vintage doll clothes

I have such happy memories of all the doll clothes, with their small buttons and tiny snaps. The fact that they were made from fabric scraps made it even better to me. I can still picture my grandmother sitting at her old sewing machine making them scrap by scrap as an act of love and devotion for me to play with.  She took the time to stitch tiny stitches just to see the joy on a little girl’s face.

vintage doll clothes

I never learned to sew doll clothes. My hobby was knitting. As a teenager I knitted complex  patterns and made hundreds of sweaters.  Later, I became interested in woodworking.

vintage doll clothes

vintage doll clothes

Less than 20 years after these doll clothes were made, I had two beautiful little girls of my own. They loved their dolls just as much as I loved mine. It was so fun seeing the girls re-discover these tiny doll clothes. I still remember sitting on the floor with them, jammed up against dresser drawers, trying on tiny pants and dresses. It was a gentle pleasure and an opportunity to dream.

vintage doll clothes

The girls are all grown up now. The doll clothes stay in a “special” box in my house. Perhaps someday another little girl or boy will know that these things are meant to be played with and loved.

 

Minimal Canvas, Photo & Art Arrangement

**I was provided a free canvas to facilitate this post. Opinions are 100% mine.**

I love clean, minimal spaces, but not completely bare walls. A simple, small wall gallery is  perfect for my home. It adds enough interest without feeling cluttered.

simple canvas wall gallery

small wall gallery

I went ahead and hung a mix of canvas, DIY art and photo frames. A home design “expert” will probably say that this is “the wrong way” to hang a wall gallery. Is there really a wrong way to display a wall gallery in ones own private home? I don’t think so. I could place art and photos on the ceiling if I wanted. My home is not an art gallery or museum  and I don’t wish to see a law about hanging art.

My goal is to display art and photos where they seem to fit best in the space.

canvas wall gallery

This canvas, for example, shows happy memories. It’s a selfie we took during our last Christmas in Chicago. Everything I love is in this photo. It puts  a smile on my face every single time.

When Canvas On The Cheap reached out and asked if I wanted to review their product I was really excited to get my first photo on canvas.  Anything on canvas always seemed expensive. So I was really surprised when I learned that Canvas On The Cheap products start as low as $7.75. It’s so easy to create your own canvas. Just upload an image and choose a size. That’s it. Mine is 16 x 20 and it only costs $17.60.

canvas wall gallery

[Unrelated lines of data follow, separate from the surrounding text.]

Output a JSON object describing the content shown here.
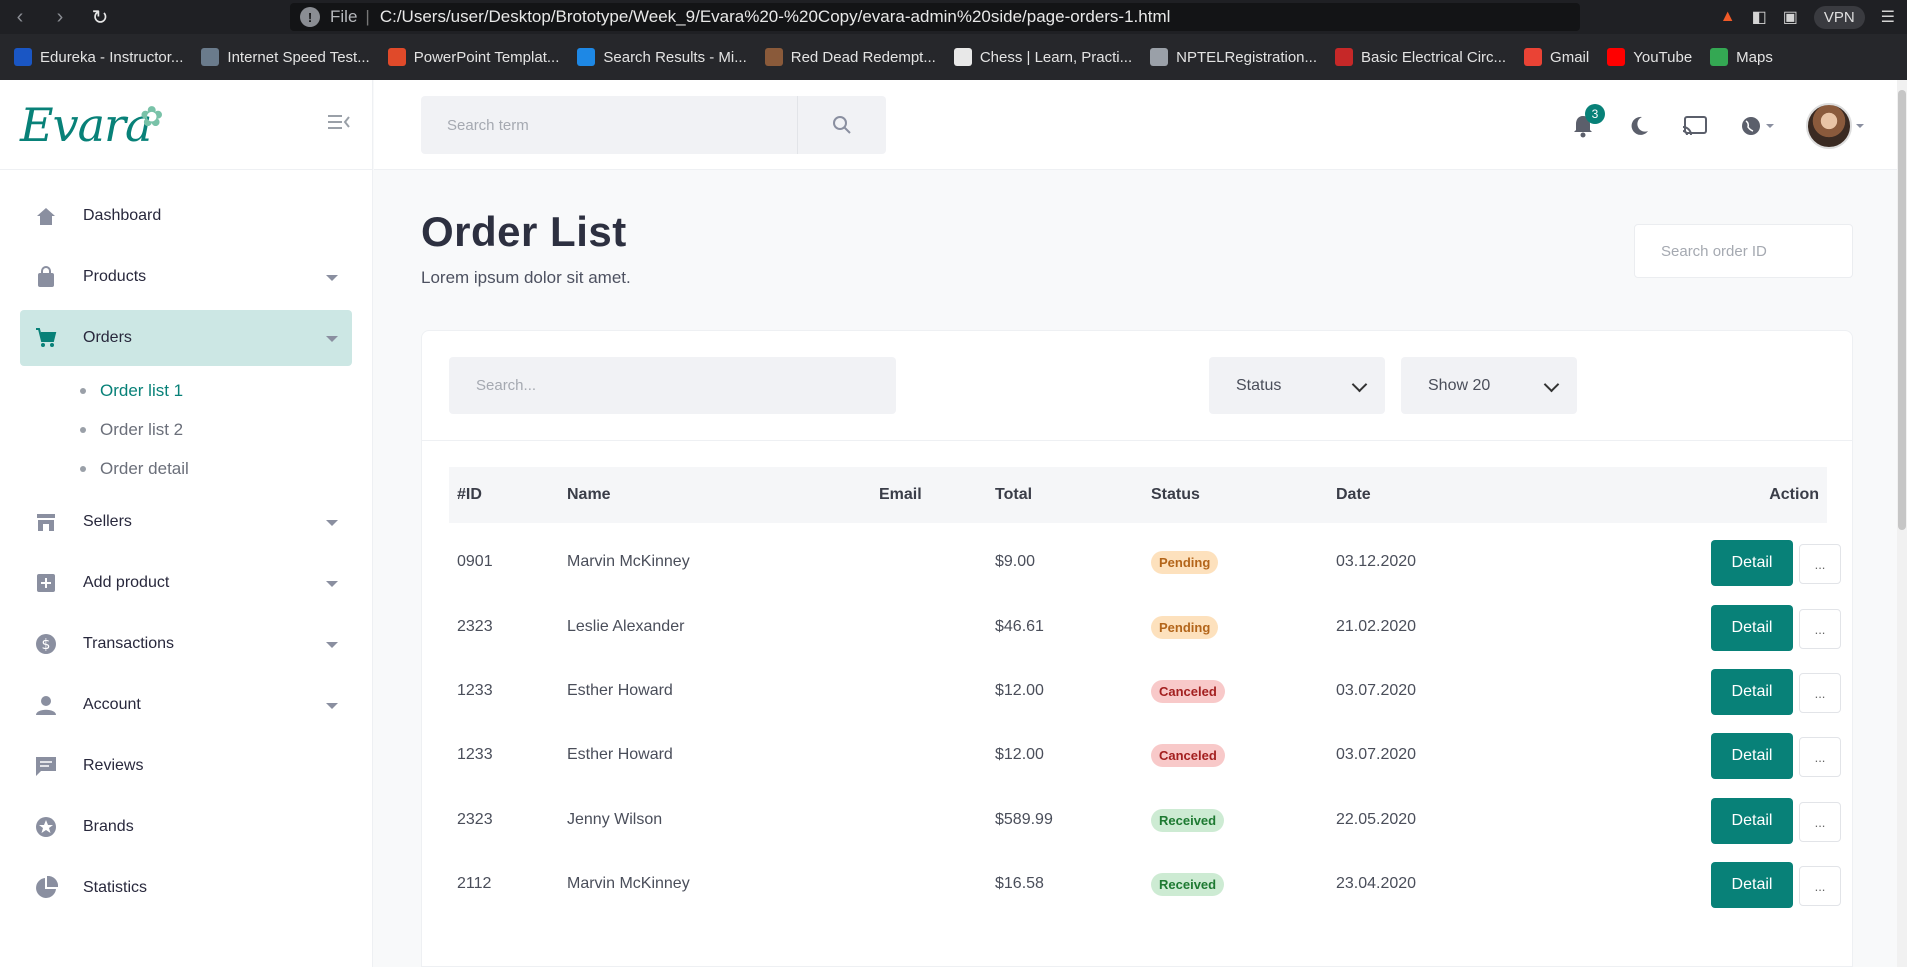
{
  "browser": {
    "address_label": "File",
    "url": "C:/Users/user/Desktop/Brototype/Week_9/Evara%20-%20Copy/evara-admin%20side/page-orders-1.html",
    "vpn_label": "VPN",
    "bookmarks": [
      {
        "label": "Edureka - Instructor...",
        "color": "#1a56c4"
      },
      {
        "label": "Internet Speed Test...",
        "color": "#6a7b8c"
      },
      {
        "label": "PowerPoint Templat...",
        "color": "#e04a2a"
      },
      {
        "label": "Search Results - Mi...",
        "color": "#1e88e5"
      },
      {
        "label": "Red Dead Redempt...",
        "color": "#8a5a3a"
      },
      {
        "label": "Chess | Learn, Practi...",
        "color": "#e8e8e8"
      },
      {
        "label": "NPTELRegistration...",
        "color": "#9aa0a8"
      },
      {
        "label": "Basic Electrical Circ...",
        "color": "#c62828"
      },
      {
        "label": "Gmail",
        "color": "#ea4335"
      },
      {
        "label": "YouTube",
        "color": "#ff0000"
      },
      {
        "label": "Maps",
        "color": "#34a853"
      }
    ]
  },
  "sidebar": {
    "logo_text": "Evara",
    "items": [
      {
        "label": "Dashboard",
        "icon": "home-icon",
        "has_caret": false
      },
      {
        "label": "Products",
        "icon": "shopping-bag-icon",
        "has_caret": true
      },
      {
        "label": "Orders",
        "icon": "shopping-cart-icon",
        "has_caret": true,
        "active": true
      },
      {
        "label": "Sellers",
        "icon": "store-icon",
        "has_caret": true
      },
      {
        "label": "Add product",
        "icon": "add-box-icon",
        "has_caret": true
      },
      {
        "label": "Transactions",
        "icon": "dollar-icon",
        "has_caret": true
      },
      {
        "label": "Account",
        "icon": "person-icon",
        "has_caret": true
      },
      {
        "label": "Reviews",
        "icon": "comment-icon",
        "has_caret": false
      },
      {
        "label": "Brands",
        "icon": "star-icon",
        "has_caret": false
      },
      {
        "label": "Statistics",
        "icon": "pie-chart-icon",
        "has_caret": false
      }
    ],
    "orders_sub": [
      "Order list 1",
      "Order list 2",
      "Order detail"
    ]
  },
  "header": {
    "search_placeholder": "Search term",
    "notification_count": "3"
  },
  "main": {
    "title": "Order List",
    "subtitle": "Lorem ipsum dolor sit amet.",
    "order_search_placeholder": "Search order ID",
    "filter_search_placeholder": "Search...",
    "status_select": "Status",
    "show_select": "Show 20",
    "columns": [
      "#ID",
      "Name",
      "Email",
      "Total",
      "Status",
      "Date",
      "Action"
    ],
    "detail_label": "Detail",
    "more_label": "...",
    "rows": [
      {
        "id": "0901",
        "name": "Marvin McKinney",
        "email": "",
        "total": "$9.00",
        "status": "Pending",
        "status_type": "pending",
        "date": "03.12.2020"
      },
      {
        "id": "2323",
        "name": "Leslie Alexander",
        "email": "",
        "total": "$46.61",
        "status": "Pending",
        "status_type": "pending",
        "date": "21.02.2020"
      },
      {
        "id": "1233",
        "name": "Esther Howard",
        "email": "",
        "total": "$12.00",
        "status": "Canceled",
        "status_type": "canceled",
        "date": "03.07.2020"
      },
      {
        "id": "1233",
        "name": "Esther Howard",
        "email": "",
        "total": "$12.00",
        "status": "Canceled",
        "status_type": "canceled",
        "date": "03.07.2020"
      },
      {
        "id": "2323",
        "name": "Jenny Wilson",
        "email": "",
        "total": "$589.99",
        "status": "Received",
        "status_type": "received",
        "date": "22.05.2020"
      },
      {
        "id": "2112",
        "name": "Marvin McKinney",
        "email": "",
        "total": "$16.58",
        "status": "Received",
        "status_type": "received",
        "date": "23.04.2020"
      }
    ]
  },
  "colors": {
    "accent": "#088178",
    "active_bg": "#cce7e4"
  }
}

The canvas was my large piece so I added three smaller frames. When my daughter Christy was in high school, she drew this. I love it. It’s a simple pencil sketch that makes me want to dig out my pencil case and draw.

simple canvas wall gallery

canvas wall gallery

The small framed art is from Goodwill and adds just the right amount of color. The beach photo (also from Goodwill) reminds me of all the times the kids and I visited the beach when we still lived in Los Angeles.

wall gallery

My small wall gallery is setting the mood, making a statement, and showing happy memories. Personal taste I suppose.